Getting enough protein while carbohydrate intake is high
There’s an important misconception about protein and carbohydrate consumption. While both are important, protein is often equated with weight loss. In fact, protein plays an essential role in building muscle. The recommended daily allowance of protein for healthy adults is 46 grams for women and 56 grams for men. However, most Americans are consuming more than that. In fact, according to the latest Dietary Guidelines for Americans, 60 percent of adults are exceeding the daily recommended amount of protein. And this is not true for everyone.
A recent study suggests that too much protein is bad for the body. People with diabetes may substitute more protein for carbohydrates. However, it is important to select protein carefully and monitor portions. Moreover, too much protein can cause serious damage to your kidneys and bones. Before you decide to cut down on your protein intake, talk to your doctor or dietitian about the appropriate protein intake. Only they can advise you on your specific requirements.
A healthy diet should contain a balance of protein and carbohydrates. Eating too much meat will leave you with less room for vegetables. Consuming too much protein can also contribute to excessive weight gain. Moreover, many high-protein foods are expensive, driving up the price of your food.
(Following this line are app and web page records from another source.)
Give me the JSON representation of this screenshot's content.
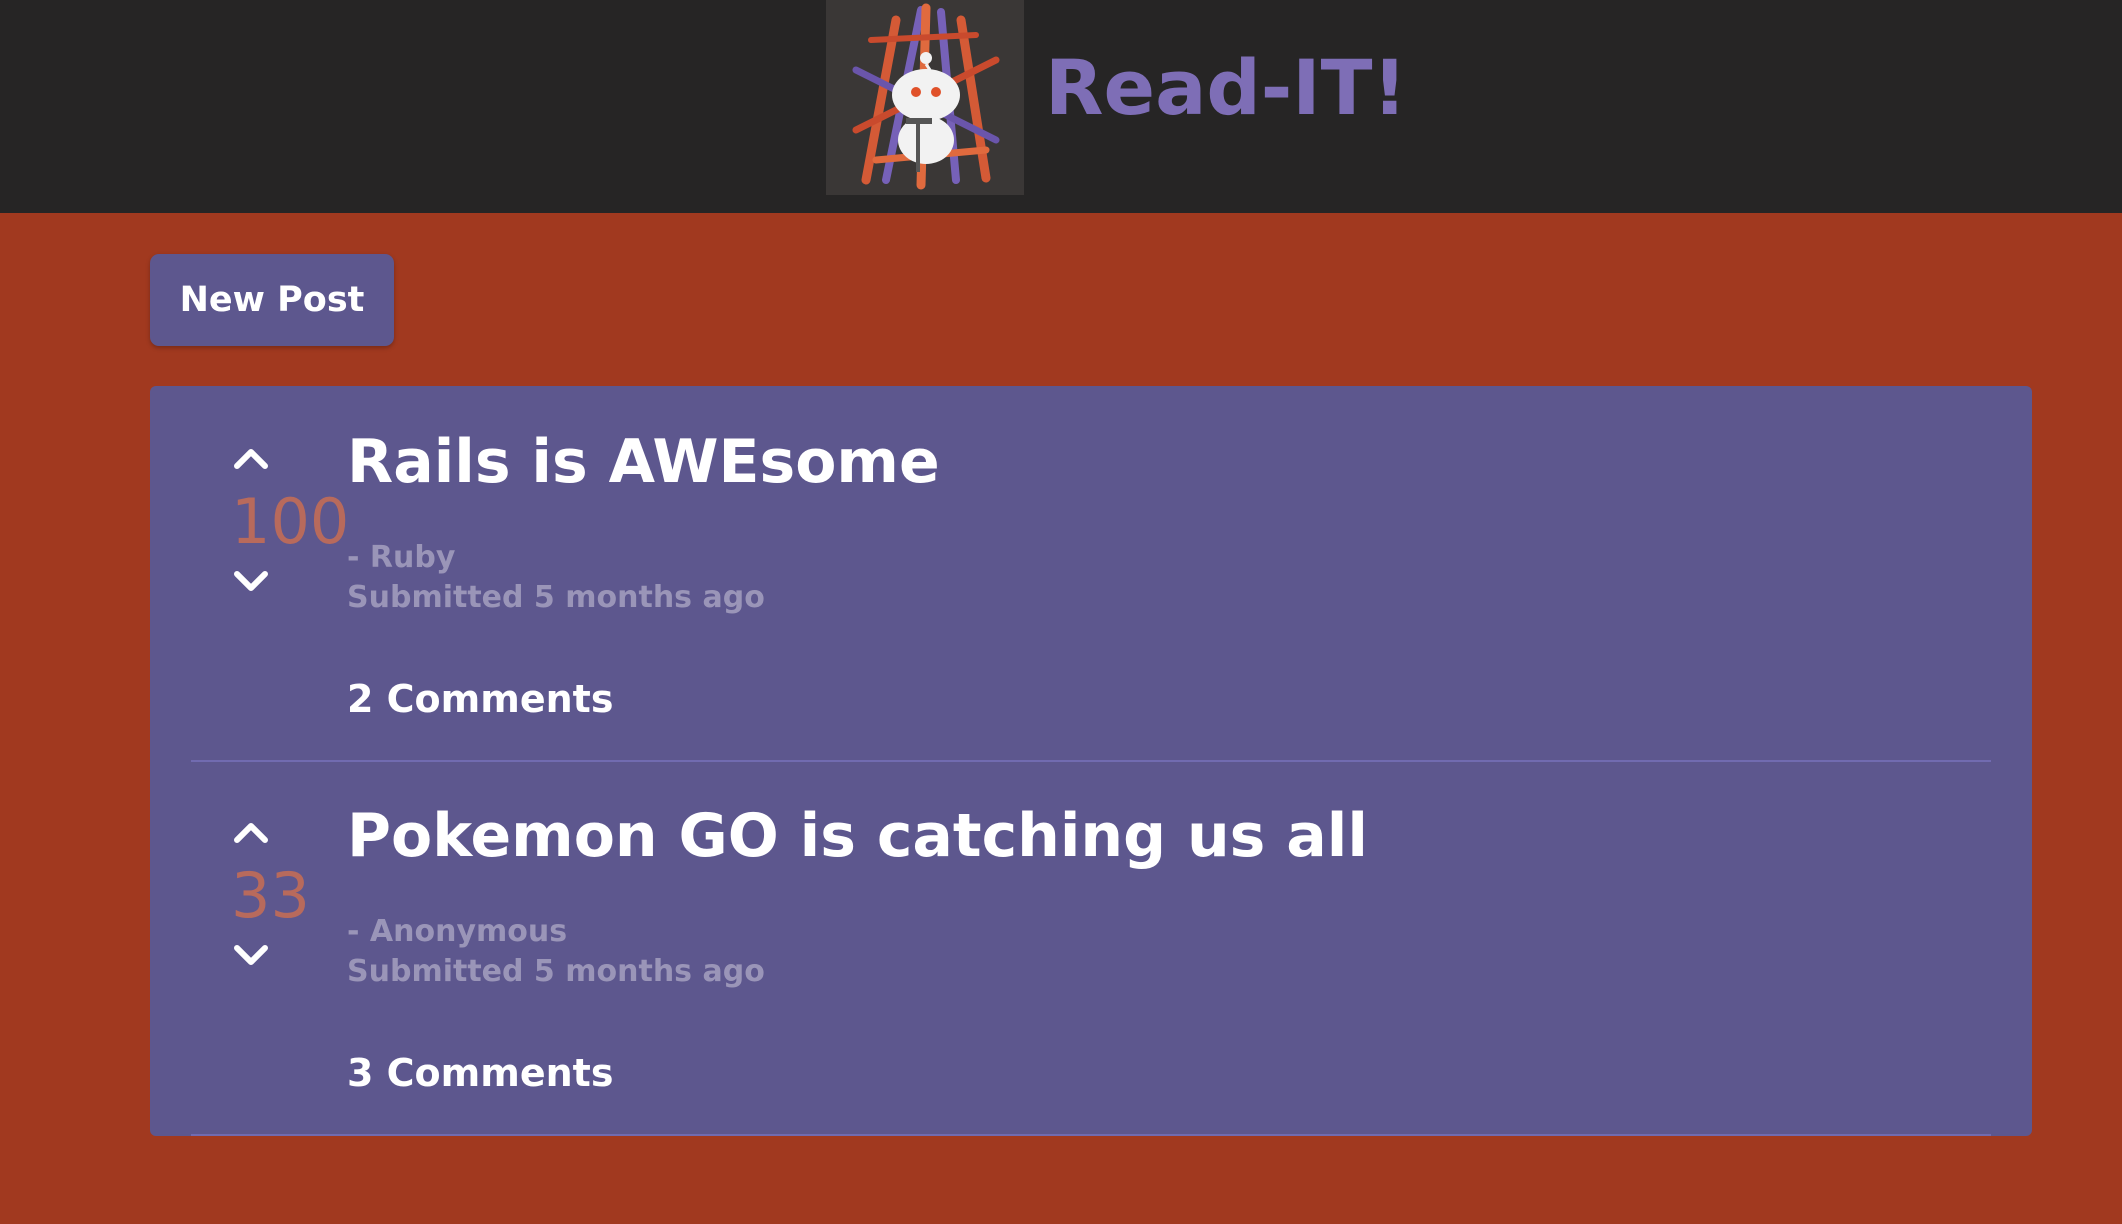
{
  "header": {
    "title": "Read-IT!",
    "logo_icon": "reddit-alien-throne-logo"
  },
  "toolbar": {
    "new_post_label": "New Post"
  },
  "colors": {
    "page_background": "#a1391f",
    "header_background": "#262525",
    "panel_background": "#5d578e",
    "title_purple": "#7e6eb6",
    "score_color": "#b86a5c",
    "meta_color": "#9a95b8"
  },
  "posts": [
    {
      "score": "100",
      "title": "Rails is AWEsome",
      "author": "- Ruby",
      "submitted": "Submitted 5 months ago",
      "comments": "2 Comments"
    },
    {
      "score": "33",
      "title": "Pokemon GO is catching us all",
      "author": "- Anonymous",
      "submitted": "Submitted 5 months ago",
      "comments": "3 Comments"
    }
  ]
}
This is a myth that you should avoid. By balancing your protein and carbohydrate intake, you’ll be able to maximize your bone health.